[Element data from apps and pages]
————————

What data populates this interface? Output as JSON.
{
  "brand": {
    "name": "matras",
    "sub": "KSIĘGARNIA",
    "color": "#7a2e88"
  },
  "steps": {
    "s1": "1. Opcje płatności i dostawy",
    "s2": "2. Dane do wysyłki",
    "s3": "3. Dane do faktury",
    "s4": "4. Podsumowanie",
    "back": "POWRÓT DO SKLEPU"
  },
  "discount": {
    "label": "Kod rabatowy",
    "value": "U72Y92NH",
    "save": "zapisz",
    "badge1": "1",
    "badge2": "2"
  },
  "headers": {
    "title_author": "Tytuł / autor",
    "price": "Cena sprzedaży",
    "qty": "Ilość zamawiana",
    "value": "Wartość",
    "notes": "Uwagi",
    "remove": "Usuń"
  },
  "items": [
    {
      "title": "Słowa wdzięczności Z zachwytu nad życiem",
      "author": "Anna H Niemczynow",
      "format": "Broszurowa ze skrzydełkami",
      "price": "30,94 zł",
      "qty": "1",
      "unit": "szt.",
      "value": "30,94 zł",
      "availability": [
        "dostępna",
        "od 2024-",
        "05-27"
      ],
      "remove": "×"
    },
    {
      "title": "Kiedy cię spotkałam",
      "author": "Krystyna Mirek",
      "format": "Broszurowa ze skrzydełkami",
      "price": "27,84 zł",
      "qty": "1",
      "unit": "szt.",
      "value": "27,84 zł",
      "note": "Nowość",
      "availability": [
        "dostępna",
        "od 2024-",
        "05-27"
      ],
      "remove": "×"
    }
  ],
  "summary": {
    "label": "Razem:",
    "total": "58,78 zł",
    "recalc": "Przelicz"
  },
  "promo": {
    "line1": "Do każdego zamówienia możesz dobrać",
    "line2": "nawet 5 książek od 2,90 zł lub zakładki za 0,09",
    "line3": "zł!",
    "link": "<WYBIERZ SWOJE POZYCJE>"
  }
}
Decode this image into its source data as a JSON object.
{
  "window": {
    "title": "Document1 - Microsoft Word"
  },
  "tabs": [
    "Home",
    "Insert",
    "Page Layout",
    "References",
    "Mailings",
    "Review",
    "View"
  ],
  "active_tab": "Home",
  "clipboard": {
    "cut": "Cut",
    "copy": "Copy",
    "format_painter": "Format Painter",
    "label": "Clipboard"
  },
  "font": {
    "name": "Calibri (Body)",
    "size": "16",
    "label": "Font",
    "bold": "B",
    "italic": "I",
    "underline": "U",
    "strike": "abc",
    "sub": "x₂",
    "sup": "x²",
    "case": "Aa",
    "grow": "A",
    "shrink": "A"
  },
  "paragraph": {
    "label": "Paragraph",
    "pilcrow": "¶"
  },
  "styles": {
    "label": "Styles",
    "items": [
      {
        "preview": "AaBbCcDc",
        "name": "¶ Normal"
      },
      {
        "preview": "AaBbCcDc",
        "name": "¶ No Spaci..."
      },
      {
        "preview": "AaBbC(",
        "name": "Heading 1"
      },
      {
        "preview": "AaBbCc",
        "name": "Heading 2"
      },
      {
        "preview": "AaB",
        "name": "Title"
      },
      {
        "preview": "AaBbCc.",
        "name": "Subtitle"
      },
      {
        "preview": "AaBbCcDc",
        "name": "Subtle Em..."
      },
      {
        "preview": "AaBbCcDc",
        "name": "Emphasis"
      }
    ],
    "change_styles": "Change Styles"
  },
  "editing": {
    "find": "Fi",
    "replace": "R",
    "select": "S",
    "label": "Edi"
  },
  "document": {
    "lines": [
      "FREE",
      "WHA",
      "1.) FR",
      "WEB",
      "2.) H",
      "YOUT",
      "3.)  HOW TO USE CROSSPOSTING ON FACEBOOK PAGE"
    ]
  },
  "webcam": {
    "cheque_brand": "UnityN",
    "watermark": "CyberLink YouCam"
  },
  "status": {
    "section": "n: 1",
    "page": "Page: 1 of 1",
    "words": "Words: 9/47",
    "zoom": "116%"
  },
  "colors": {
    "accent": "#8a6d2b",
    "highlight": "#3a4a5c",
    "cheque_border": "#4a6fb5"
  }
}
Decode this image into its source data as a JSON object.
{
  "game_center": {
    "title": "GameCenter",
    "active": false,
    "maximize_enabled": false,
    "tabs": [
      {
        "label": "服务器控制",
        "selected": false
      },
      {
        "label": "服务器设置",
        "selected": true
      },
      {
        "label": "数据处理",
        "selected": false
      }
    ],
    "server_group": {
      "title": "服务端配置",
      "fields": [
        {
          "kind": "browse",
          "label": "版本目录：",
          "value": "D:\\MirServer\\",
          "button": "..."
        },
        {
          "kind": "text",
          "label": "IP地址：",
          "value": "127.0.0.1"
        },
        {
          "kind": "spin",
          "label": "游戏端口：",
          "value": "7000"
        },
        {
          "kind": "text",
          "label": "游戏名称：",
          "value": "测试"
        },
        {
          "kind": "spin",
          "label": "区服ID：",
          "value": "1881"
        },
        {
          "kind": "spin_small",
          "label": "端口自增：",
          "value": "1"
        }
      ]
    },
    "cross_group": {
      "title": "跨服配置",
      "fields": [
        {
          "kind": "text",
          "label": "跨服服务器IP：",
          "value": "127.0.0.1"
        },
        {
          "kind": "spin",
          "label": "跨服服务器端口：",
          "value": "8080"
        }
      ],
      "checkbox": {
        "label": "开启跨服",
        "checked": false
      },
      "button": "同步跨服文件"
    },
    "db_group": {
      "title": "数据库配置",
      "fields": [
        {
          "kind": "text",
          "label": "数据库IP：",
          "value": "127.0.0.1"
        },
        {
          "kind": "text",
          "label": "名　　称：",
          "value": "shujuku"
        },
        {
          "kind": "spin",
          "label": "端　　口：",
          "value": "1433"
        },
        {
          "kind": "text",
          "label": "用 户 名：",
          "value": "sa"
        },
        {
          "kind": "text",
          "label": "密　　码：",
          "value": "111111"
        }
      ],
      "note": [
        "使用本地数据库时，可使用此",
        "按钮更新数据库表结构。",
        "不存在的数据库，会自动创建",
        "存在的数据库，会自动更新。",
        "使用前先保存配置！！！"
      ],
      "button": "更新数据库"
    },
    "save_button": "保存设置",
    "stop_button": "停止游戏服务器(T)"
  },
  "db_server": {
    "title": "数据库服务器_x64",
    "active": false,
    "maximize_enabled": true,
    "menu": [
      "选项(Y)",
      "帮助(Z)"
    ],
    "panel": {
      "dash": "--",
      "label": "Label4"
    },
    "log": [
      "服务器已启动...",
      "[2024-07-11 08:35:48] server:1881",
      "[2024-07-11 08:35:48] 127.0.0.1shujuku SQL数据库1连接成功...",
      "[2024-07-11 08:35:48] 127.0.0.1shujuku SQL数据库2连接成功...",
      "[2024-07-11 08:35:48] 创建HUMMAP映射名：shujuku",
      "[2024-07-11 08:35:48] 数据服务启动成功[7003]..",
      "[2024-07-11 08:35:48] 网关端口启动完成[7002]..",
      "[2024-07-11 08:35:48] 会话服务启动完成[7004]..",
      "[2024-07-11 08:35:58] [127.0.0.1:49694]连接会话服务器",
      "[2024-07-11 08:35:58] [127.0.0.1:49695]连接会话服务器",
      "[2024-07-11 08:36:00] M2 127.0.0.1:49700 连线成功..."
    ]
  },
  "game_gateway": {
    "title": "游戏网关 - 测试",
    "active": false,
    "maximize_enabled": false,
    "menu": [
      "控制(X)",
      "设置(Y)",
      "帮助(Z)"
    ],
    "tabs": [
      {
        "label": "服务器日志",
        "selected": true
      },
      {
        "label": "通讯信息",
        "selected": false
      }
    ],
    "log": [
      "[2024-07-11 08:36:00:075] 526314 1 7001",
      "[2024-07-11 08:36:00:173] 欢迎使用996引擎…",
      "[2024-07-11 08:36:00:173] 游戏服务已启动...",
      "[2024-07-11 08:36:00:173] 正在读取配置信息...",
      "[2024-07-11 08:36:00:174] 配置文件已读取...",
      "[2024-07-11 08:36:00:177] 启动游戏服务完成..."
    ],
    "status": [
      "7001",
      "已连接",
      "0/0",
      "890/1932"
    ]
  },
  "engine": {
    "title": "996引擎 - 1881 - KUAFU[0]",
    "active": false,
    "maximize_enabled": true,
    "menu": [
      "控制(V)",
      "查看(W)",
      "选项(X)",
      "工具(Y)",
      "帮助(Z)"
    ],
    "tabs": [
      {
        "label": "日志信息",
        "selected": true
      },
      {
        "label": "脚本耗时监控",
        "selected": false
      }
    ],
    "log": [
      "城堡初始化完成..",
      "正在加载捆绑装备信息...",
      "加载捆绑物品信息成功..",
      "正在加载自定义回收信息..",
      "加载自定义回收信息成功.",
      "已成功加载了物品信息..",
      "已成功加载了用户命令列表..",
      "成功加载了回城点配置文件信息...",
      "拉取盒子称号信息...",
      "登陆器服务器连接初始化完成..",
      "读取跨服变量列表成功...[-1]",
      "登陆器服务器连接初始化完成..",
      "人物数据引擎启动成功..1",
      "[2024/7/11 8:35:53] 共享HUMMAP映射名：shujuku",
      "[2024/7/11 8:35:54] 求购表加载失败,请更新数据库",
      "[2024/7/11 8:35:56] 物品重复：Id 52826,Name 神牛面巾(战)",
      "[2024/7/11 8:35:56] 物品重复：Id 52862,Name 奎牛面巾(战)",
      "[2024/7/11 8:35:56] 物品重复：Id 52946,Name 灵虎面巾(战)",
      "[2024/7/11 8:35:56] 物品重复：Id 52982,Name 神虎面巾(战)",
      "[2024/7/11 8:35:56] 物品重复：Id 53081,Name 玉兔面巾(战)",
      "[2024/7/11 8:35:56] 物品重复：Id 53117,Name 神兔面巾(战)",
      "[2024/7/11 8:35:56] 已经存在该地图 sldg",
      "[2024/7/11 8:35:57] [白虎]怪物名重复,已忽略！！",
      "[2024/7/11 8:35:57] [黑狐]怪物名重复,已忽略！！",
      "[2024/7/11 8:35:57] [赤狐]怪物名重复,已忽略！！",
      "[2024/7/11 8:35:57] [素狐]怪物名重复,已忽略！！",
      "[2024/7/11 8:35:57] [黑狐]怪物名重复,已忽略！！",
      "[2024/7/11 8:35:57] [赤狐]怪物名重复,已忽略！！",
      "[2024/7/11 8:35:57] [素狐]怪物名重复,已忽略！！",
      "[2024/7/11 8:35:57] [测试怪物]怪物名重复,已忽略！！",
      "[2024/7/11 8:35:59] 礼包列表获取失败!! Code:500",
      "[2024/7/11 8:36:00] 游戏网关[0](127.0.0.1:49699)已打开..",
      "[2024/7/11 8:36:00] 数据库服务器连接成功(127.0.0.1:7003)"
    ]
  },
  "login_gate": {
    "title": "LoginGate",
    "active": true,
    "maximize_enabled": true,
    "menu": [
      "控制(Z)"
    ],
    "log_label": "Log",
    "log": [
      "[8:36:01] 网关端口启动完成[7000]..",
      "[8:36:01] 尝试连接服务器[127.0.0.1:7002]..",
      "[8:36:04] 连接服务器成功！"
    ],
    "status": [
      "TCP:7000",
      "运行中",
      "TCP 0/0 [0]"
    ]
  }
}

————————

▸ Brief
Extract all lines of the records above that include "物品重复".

▸ Response area
      "[2024/7/11 8:35:56] 物品重复：Id 52826,Name 神牛面巾(战)",
      "[2024/7/11 8:35:56] 物品重复：Id 52862,Name 奎牛面巾(战)",
      "[2024/7/11 8:35:56] 物品重复：Id 52946,Name 灵虎面巾(战)",
      "[2024/7/11 8:35:56] 物品重复：Id 52982,Name 神虎面巾(战)",
      "[2024/7/11 8:35:56] 物品重复：Id 53081,Name 玉兔面巾(战)",
      "[2024/7/11 8:35:56] 物品重复：Id 53117,Name 神兔面巾(战)",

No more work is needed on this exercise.